NASDAQ companies are urged to review the survey carefully when it is received and return it to the Association with a complete expression of their views.
REQUEST FOR COMMENTS
The Association is requesting comments on the proposed rules prior to final Board consideration. All comments received during this comment period will be reviewed by the Corporate Advisory Board and changes will be recommended as deemed appropriate. The Board of Governors will then reconsider the proposal. If the Board approves the rules or an amended version, they must be filed with, and approved by, the Securities and Exchange Commission before becoming effective.
All written comments should be addressed to:
James M. Cangiano, Secretary
National Association of Securities Dealers, Inc.
1735 K Street, N.W.
Washington, D.C. 20006
All comments must be received by April 28, 1985. Any questions regarding this notice should be directed to either Dennis C. Hensley or T. Grant Callery at (202) 728-8294.
DRAFT CORPORATE GOVERNANCE PROVISIONS AS APPROVED BY THE CORPORATE ADVISORY BOARD
Add new Part II D to Schedule D to the NASD By-Laws as follows; existing sections D and E to be redesignated as E and F respectively.
D. Rules for Issuers of NASDAQ National Market System Securities
No security shall be eligible for inclusion in the NASDAQ National Market System unless the issuer of said security is in compliance with this Part II D.
Each NASDAQ/NMS issuer shall maintain a minimum of two independent directors on its board of directors. For purposes of this section,'"- dependent director" shall mean a person other than an officer or employee of the company or its subsidiaries or any other individual having a relationship which, in the opinion of the board of directors, would interfere with the exercise of independent judgment in carrying out the responsibilities of a director.
Each NASDAQ/NMS issuer shall establish and maintain an Audit Committee, a majority of the members of which shall be independent directors.
Each NASDAQ/NMS issuer shall hold an annual meeting of shareholders and shall provide notice of such meeting to the Corporation.
Each NASDAQ/NMS issuer shall provide in its by-laws for a quorum for any meeting of the holders of common stock of at least 50% of the outstanding shares of the company's common voting stock.
Each NASDAQ/NMS issuer shall solicit proxies and provide proxy statements for all meetings of shareholders and shall provide copies of such proxy solicitation to the Corporation.
Each NASDAQ/NMS issuer shall conduct an appropriate review of all related party transactions on an ongoing basis and shall utilize the company's Audit Committee as a forum for the review of potential conflict of interest situations where appropriate.
Each NASDAQ/NMS issuer shall execute a Listing Agreement in the form designated by the Corporation.
This Part n D shall apply to any issuer which first has a security desig nated as a national market system security after______, and shall become effective as to any other NASDAQ/NMS issuer on [twelve months after approval].
1/ NASD Manual (CCH), p, 2109-2,

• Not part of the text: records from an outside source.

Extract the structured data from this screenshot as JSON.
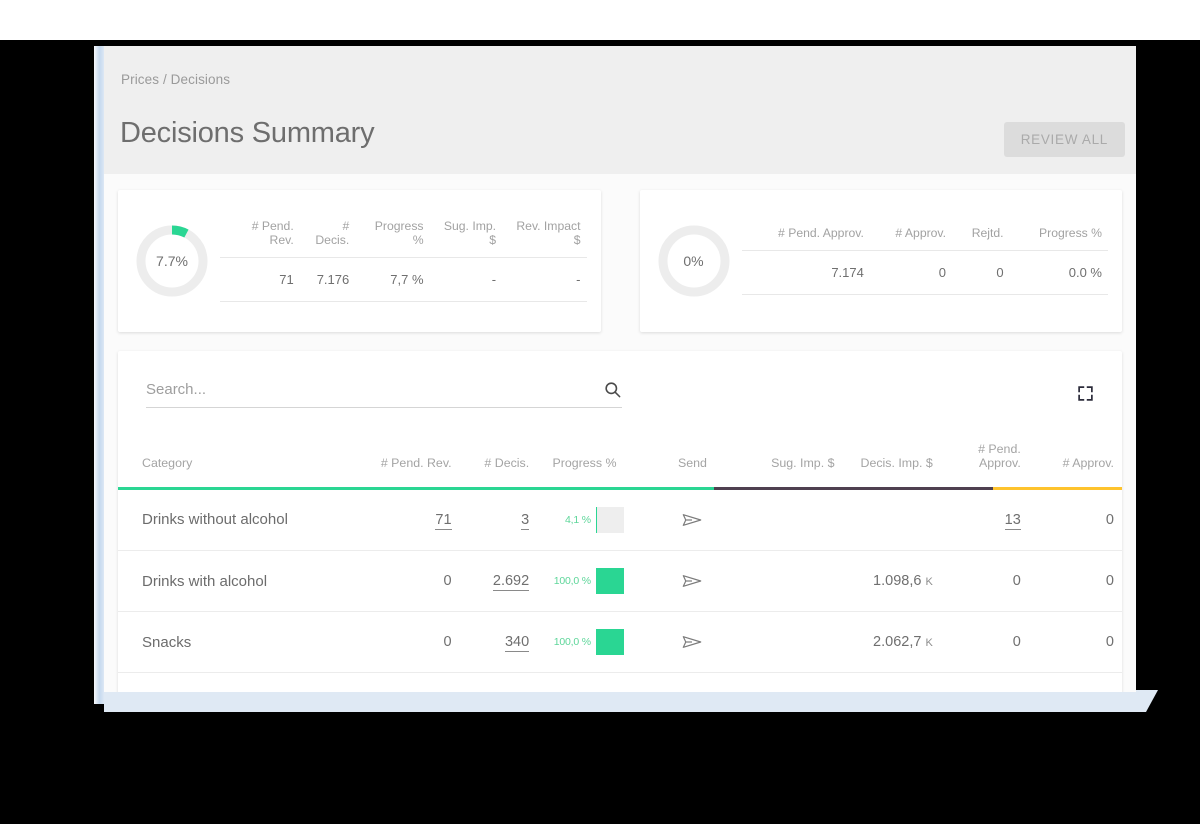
{
  "header": {
    "breadcrumb": "Prices / Decisions",
    "title": "Decisions Summary",
    "review_all_label": "REVIEW ALL"
  },
  "summary_cards": [
    {
      "name": "review-progress-card",
      "donut": {
        "label": "7.7%",
        "percent": 7.7,
        "arc_color": "#2ad693",
        "track_color": "#ededed"
      },
      "headers": [
        "# Pend. Rev.",
        "# Decis.",
        "Progress %",
        "Sug. Imp. $",
        "Rev. Impact $"
      ],
      "values": [
        "71",
        "7.176",
        "7,7 %",
        "-",
        "-"
      ]
    },
    {
      "name": "approval-progress-card",
      "donut": {
        "label": "0%",
        "percent": 0,
        "arc_color": "#2ad693",
        "track_color": "#ededed"
      },
      "headers": [
        "# Pend. Approv.",
        "# Approv.",
        "Rejtd.",
        "Progress %"
      ],
      "values": [
        "7.174",
        "0",
        "0",
        "0.0 %"
      ]
    }
  ],
  "search": {
    "value": "",
    "placeholder": "Search...",
    "icon": "search-icon"
  },
  "expand": {
    "icon": "fullscreen-icon"
  },
  "table": {
    "headers": [
      "Category",
      "# Pend. Rev.",
      "# Decis.",
      "Progress %",
      "Send",
      "Sug. Imp. $",
      "Decis. Imp. $",
      "# Pend. Approv.",
      "# Approv."
    ],
    "underline_segments": [
      {
        "color": "#2ad693",
        "flex": 565
      },
      {
        "color": "#4f4050",
        "flex": 265
      },
      {
        "color": "#fec32d",
        "flex": 122
      }
    ],
    "rows": [
      {
        "category": "Drinks without alcohol",
        "pend_rev": "71",
        "pend_rev_link": true,
        "decis": "3",
        "decis_link": true,
        "progress_pct": "4,1 %",
        "progress_value": 4.1,
        "send": "send-icon",
        "sug_imp": "",
        "sug_imp_unit": "",
        "decis_imp": "",
        "decis_imp_unit": "",
        "pend_approv": "13",
        "pend_approv_link": true,
        "approv": "0",
        "approv_link": false
      },
      {
        "category": "Drinks with alcohol",
        "pend_rev": "0",
        "pend_rev_link": false,
        "decis": "2.692",
        "decis_link": true,
        "progress_pct": "100,0 %",
        "progress_value": 100,
        "send": "send-icon",
        "sug_imp": "",
        "sug_imp_unit": "",
        "decis_imp": "1.098,6",
        "decis_imp_unit": "K",
        "pend_approv": "0",
        "pend_approv_link": false,
        "approv": "0",
        "approv_link": false
      },
      {
        "category": "Snacks",
        "pend_rev": "0",
        "pend_rev_link": false,
        "decis": "340",
        "decis_link": true,
        "progress_pct": "100,0 %",
        "progress_value": 100,
        "send": "send-icon",
        "sug_imp": "",
        "sug_imp_unit": "",
        "decis_imp": "2.062,7",
        "decis_imp_unit": "K",
        "pend_approv": "0",
        "pend_approv_link": false,
        "approv": "0",
        "approv_link": false
      }
    ]
  },
  "colors": {
    "accent_green": "#2ad693",
    "accent_dark": "#4f4050",
    "accent_yellow": "#fec32d",
    "header_bg": "#efefef",
    "panel_bg": "#fbfbfb"
  }
}
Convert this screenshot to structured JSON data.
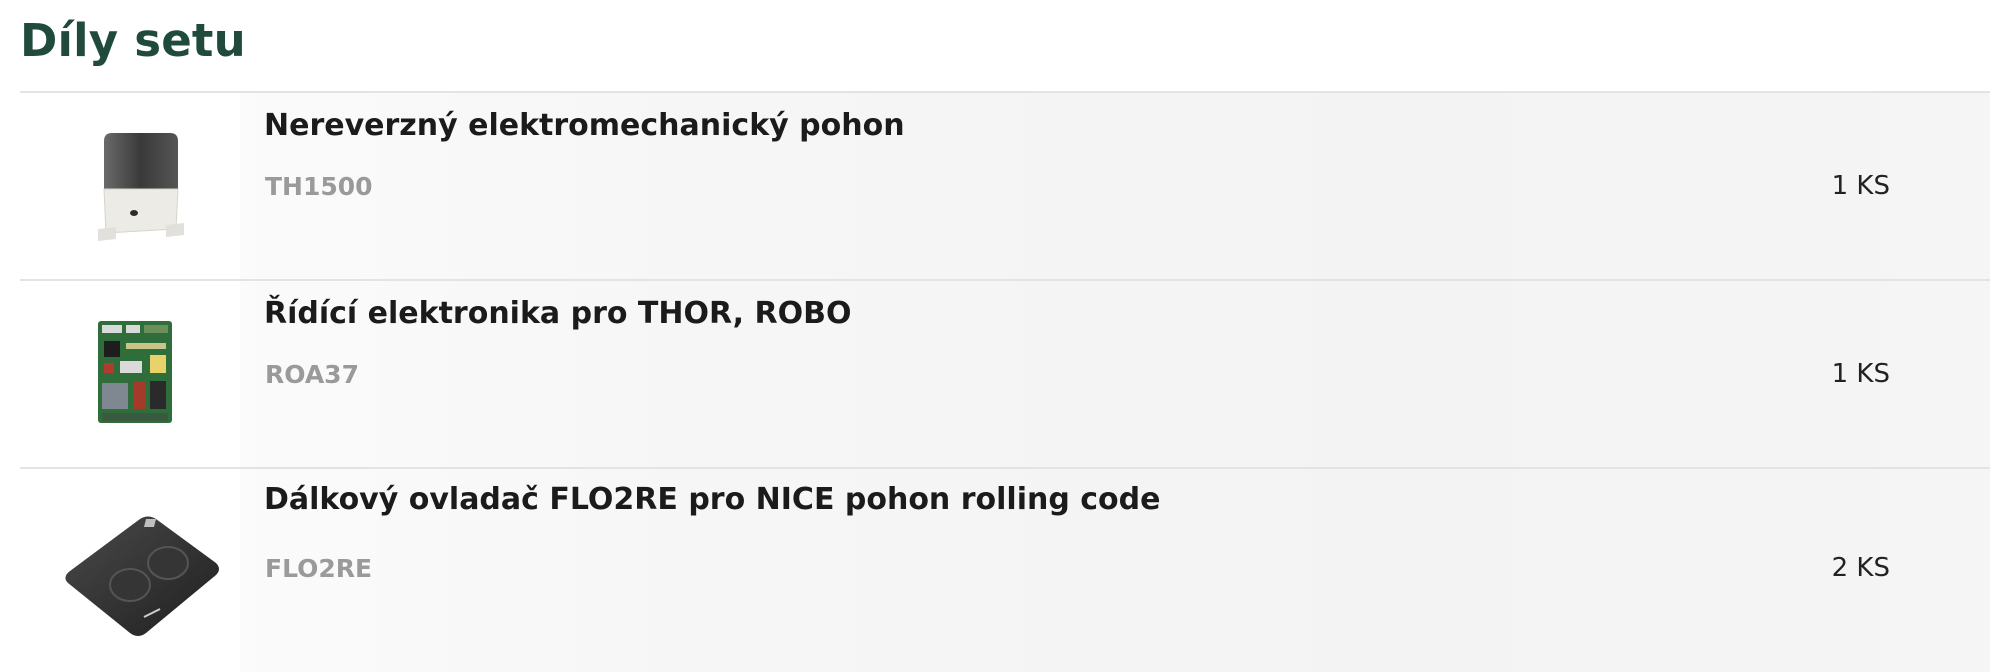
{
  "section": {
    "title": "Díly setu"
  },
  "parts": [
    {
      "name": "Nereverzný elektromechanický pohon",
      "code": "TH1500",
      "qty": "1 KS",
      "image_icon": "gate-motor-image"
    },
    {
      "name": "Řídící elektronika pro THOR, ROBO",
      "code": "ROA37",
      "qty": "1 KS",
      "image_icon": "control-board-image"
    },
    {
      "name": "Dálkový ovladač FLO2RE pro NICE pohon rolling code",
      "code": "FLO2RE",
      "qty": "2 KS",
      "image_icon": "remote-control-image"
    }
  ],
  "colors": {
    "title": "#1f4a3c",
    "name": "#1b1b1b",
    "code": "#9a9a9a",
    "divider": "#e3e3e3"
  }
}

2/ This concern has been addressed in earlier NASD notices. See Notices to Members 82-39 (June 15, 1982), and 80-62 (December 1, 1980).
3/ Section 28 requires associated persons who handle personal securities transactions through a member (the "executing member") other than their employer to notify the executing member of their regulated status. That member is then required to notify the employer member of each person's activity. See NASD Manual (CCH), paragraph 2178.
1/ This approach is discussed further on in connection with sanctions.